What needs to be done → Lines in the records below that contain the word "close" must each be copied.

Data about app and page elements
'''

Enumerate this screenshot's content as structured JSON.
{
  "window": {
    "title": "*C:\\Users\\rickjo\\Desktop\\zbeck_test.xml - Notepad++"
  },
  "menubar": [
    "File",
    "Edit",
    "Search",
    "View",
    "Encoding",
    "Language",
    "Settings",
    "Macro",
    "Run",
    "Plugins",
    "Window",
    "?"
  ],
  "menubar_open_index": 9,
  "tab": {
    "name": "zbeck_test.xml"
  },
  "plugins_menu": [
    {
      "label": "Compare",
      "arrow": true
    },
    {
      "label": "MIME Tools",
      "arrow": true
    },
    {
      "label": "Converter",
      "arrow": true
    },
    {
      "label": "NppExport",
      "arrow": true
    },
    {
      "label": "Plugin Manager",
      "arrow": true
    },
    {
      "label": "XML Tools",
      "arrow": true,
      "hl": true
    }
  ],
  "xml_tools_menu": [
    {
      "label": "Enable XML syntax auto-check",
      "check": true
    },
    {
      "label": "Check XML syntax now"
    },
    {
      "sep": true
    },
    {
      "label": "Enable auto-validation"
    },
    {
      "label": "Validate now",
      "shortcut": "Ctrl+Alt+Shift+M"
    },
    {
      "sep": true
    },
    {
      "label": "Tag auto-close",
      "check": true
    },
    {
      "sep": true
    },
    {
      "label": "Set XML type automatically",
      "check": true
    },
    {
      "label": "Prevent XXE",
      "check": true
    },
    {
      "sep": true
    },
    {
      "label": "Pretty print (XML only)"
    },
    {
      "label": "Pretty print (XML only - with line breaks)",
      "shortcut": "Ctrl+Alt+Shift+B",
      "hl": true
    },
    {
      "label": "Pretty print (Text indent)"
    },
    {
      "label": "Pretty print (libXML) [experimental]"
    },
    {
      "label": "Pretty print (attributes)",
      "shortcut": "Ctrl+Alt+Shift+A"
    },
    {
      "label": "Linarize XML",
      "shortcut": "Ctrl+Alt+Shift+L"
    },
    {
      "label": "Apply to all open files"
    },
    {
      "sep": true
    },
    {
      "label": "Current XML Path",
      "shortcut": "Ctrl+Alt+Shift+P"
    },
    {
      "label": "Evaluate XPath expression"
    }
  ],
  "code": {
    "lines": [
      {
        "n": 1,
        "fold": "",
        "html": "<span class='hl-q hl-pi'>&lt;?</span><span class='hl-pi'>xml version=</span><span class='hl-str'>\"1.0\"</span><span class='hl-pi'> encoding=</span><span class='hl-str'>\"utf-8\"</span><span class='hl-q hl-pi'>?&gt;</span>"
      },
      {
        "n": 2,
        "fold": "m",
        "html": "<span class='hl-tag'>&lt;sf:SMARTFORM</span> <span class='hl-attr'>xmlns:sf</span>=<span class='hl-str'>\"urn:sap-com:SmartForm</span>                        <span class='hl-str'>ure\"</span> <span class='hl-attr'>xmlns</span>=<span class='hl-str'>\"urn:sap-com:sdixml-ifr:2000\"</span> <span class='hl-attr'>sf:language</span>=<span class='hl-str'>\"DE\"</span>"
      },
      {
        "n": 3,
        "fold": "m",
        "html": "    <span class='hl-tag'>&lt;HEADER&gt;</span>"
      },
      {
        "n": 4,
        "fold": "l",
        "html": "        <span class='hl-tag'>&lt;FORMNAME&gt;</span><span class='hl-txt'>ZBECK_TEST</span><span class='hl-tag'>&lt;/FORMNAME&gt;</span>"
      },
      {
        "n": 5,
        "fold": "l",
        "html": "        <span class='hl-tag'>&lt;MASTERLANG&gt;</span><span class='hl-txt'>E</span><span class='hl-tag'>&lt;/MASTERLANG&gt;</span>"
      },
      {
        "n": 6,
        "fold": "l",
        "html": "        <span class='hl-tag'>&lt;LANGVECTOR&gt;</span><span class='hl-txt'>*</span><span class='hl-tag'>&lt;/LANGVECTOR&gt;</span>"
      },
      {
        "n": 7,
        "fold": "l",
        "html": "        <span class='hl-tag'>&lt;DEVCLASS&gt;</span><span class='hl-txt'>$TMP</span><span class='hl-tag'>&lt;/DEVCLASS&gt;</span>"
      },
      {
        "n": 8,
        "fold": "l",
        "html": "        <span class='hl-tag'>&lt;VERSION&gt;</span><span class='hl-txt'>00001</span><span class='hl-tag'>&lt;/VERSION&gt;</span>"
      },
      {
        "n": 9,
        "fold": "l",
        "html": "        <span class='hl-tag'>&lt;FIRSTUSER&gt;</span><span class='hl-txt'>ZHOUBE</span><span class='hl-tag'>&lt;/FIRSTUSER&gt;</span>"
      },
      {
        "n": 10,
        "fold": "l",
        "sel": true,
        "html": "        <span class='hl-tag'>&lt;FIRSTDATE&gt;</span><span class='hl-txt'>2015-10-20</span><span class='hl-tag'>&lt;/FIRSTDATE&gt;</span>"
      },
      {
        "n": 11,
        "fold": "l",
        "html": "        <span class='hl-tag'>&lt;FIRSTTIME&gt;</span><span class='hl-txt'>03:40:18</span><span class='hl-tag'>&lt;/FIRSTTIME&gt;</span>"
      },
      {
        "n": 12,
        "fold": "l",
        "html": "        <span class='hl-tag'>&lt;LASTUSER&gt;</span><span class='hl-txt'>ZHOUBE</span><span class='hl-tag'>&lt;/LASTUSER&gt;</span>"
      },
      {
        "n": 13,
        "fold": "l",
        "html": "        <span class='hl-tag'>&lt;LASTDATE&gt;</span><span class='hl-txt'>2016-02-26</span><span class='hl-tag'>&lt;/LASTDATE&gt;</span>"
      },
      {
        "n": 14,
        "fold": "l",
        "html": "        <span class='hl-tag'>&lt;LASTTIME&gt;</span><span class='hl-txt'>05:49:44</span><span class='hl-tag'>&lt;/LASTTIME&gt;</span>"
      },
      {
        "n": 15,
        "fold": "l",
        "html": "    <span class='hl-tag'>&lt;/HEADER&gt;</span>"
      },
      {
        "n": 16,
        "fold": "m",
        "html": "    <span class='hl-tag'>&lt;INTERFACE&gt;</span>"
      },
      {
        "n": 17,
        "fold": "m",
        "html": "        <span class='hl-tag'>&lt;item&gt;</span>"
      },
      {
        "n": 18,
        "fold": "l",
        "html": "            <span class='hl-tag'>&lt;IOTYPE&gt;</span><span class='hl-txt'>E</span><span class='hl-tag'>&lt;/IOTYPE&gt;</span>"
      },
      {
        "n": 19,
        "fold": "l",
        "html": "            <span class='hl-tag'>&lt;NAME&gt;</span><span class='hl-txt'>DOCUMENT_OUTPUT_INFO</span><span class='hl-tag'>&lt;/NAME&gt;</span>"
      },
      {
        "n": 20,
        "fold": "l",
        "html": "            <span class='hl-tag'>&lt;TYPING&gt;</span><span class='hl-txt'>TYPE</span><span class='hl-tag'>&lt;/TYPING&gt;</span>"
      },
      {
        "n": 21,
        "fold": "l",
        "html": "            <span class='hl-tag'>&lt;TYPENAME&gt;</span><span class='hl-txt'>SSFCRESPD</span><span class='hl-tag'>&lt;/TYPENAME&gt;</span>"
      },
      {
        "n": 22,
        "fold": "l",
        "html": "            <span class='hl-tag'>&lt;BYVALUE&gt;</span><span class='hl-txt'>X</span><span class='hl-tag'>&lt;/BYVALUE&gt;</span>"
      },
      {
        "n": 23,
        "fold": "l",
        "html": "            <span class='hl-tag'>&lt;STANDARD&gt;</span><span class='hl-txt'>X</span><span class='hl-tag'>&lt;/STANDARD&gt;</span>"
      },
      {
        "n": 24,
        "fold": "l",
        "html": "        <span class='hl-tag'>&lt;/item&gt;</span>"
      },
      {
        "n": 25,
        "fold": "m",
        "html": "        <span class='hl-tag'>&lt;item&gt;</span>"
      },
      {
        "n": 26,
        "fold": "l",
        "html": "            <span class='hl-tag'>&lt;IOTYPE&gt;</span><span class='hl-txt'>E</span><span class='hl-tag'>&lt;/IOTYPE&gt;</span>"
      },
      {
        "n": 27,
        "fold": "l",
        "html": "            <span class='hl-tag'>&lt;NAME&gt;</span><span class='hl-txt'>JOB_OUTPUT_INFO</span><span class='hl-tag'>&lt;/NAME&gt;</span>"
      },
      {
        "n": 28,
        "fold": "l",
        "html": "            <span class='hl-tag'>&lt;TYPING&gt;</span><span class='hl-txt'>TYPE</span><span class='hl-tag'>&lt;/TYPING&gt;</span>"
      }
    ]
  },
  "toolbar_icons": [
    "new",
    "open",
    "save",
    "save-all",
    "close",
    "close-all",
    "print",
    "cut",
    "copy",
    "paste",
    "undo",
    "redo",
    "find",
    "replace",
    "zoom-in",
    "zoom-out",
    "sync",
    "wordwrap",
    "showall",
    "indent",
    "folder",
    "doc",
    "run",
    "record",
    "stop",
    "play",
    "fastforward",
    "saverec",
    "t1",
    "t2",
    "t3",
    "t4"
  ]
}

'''

The completed task →
      "label": "Tag auto-close",
    "close",
    "close-all",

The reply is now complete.